What would Plato do?
That's the question on the lips of the major search engines as they rush to respond to the European Court of Justice's recent "right to be forgotten" ruling. Google has announced that they are now accepting requests from Europeans to take down links to unflattering or potentially damaging reports or content. What lies ahead is an ethical and legal morass of issues and contentious debate as to remove to respect an individuals privacy and what remains in the public interest.
As I have argued before, the ECJ has effectively made Google both judge and jury when it comes to deciding what is or is not visible to European users. Surely this is not what the Court had in mind -- that a Silicon Valley-based company should be the adjudicator of cases from Connemara to Crete. The company is throwing in Iceland and Liechtenstein for good measure. The law of unintended consequences strikes again.
To help navigate these turbulent waters, Google has announced a seven person advisory committee, headed by Chairman Eric Schmidt and including Wikipedia's Jimmy Wales and a number of privacy and free speech experts. Also included is Luciano Floridi, an information ethics philosopher at the Oxford Internet Institute. I think it's highly appropriate that an academic grounded in the tradition of Aristotle and Plato should be thrust into this most modern of battlegrounds. I'd love to be an existential fly on the wall of their debates!
After all, a few years back, having attended my first Safety Advisory Board meeting at Facebook, I made the argument in the Guardian that what that company needed above all was a philosopher to help their young staff determine what was "good" and "acceptable" and what was not.
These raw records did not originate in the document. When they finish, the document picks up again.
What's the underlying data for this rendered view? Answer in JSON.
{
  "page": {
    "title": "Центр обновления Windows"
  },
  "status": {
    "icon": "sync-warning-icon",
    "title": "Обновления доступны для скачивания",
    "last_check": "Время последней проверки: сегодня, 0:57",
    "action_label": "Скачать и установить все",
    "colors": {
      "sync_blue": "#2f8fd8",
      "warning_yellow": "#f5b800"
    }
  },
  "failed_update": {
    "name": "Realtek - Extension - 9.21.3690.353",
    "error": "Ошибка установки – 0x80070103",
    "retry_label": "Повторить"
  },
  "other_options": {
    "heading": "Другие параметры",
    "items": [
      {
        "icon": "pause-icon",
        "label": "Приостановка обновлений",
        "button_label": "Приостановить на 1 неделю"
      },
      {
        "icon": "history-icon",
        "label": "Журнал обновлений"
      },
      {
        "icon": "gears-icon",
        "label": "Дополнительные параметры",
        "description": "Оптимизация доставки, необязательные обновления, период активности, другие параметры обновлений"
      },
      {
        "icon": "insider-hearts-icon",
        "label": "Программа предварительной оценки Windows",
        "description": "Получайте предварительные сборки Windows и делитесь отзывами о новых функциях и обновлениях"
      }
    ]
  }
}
These were (and still are) determinations that the over worked content management staff has to make at warp speed on a daily basis. Overstep the mark, and users cry foul, or worse, censorship. Err on the side of free expression and others criticize you (as I have done) for crossing a line and for not adhering to their own content policies.
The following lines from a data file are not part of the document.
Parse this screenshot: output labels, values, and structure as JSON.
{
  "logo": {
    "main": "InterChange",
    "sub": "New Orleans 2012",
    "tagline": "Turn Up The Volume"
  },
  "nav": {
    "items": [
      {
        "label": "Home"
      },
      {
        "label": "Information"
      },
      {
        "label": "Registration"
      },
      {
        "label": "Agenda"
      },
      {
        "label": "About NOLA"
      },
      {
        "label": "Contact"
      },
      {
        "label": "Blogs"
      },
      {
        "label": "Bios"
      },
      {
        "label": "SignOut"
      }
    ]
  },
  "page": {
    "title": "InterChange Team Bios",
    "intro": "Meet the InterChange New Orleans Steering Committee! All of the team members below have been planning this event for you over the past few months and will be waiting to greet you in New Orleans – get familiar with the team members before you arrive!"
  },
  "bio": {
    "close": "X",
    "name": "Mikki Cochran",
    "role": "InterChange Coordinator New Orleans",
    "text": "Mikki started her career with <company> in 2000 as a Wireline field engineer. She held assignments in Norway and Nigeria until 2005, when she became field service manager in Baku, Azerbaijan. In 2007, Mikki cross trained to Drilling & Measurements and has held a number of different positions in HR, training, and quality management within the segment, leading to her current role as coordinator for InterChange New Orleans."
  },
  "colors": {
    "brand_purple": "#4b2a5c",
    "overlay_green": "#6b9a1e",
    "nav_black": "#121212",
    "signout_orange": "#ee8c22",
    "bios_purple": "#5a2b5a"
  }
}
Perhaps each of the seven committee members should be required to read "Plato at the Googleplex: Why Philosophy Won't Go Away" by Rebecca Goldstein. In it she gets to grip with the legacy of Platonic thought and argument. Best of all, and with the flair of a novelist, she then places Plato in modern day settings, such as a Authors@Google Talk or debating religion and morality with a right wing talk show host. The committee are going to need all the philosophical help they can get to help them determine what we can remember and what we must forget, at least in Europe.
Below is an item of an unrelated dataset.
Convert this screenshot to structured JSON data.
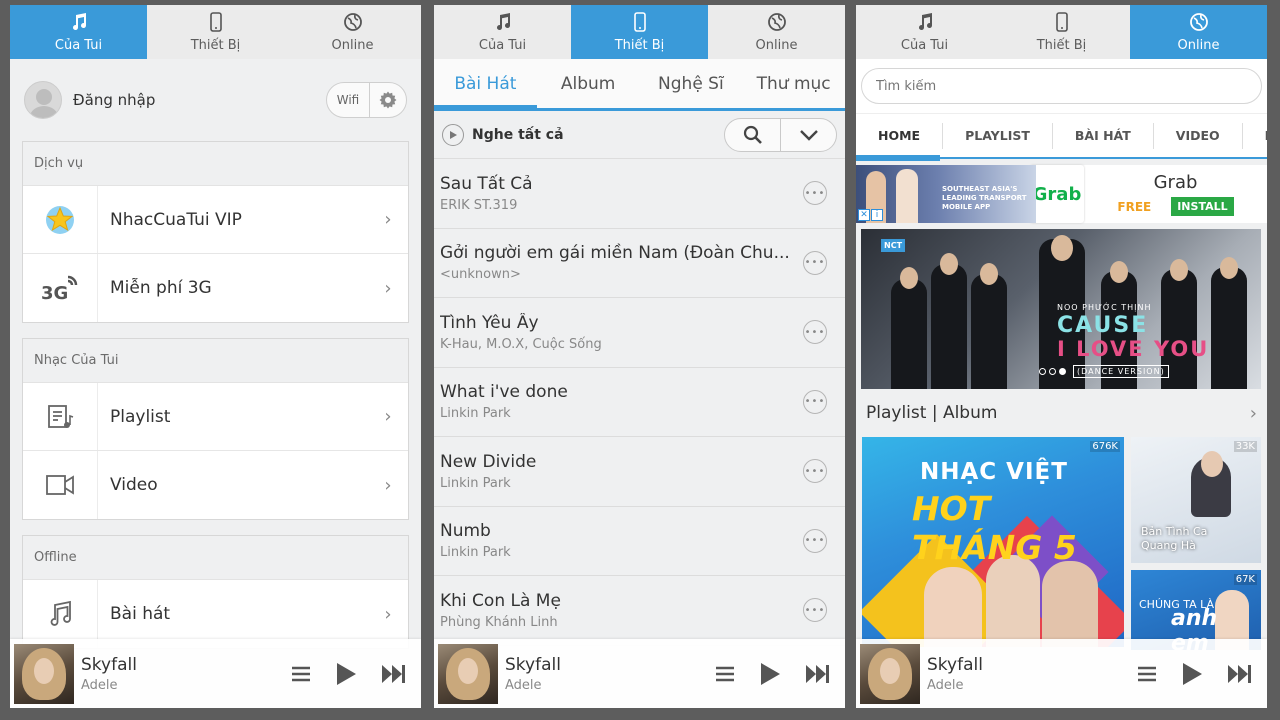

Of course, the links that are lost to Europeans will be still available to us in North America and other jurisdictions that don't have a similar rule. What is telling about the Google announcement is that the expunged links will also come with a note that these have been taken down due to the European Court's ruling. This is similar to the notices for Google results in China which have been censored by the authorities. Is this Google's way of suggesting that Europe is starting to look like the People's Republic when it comes to content controls online?
I wonder what Plato would say.
(Disclosure: The Family Online Safety Institute, a registered charity, receives financial support from Google, Facebook and over 30 other Internet companies as well as Trusts and Foundations.)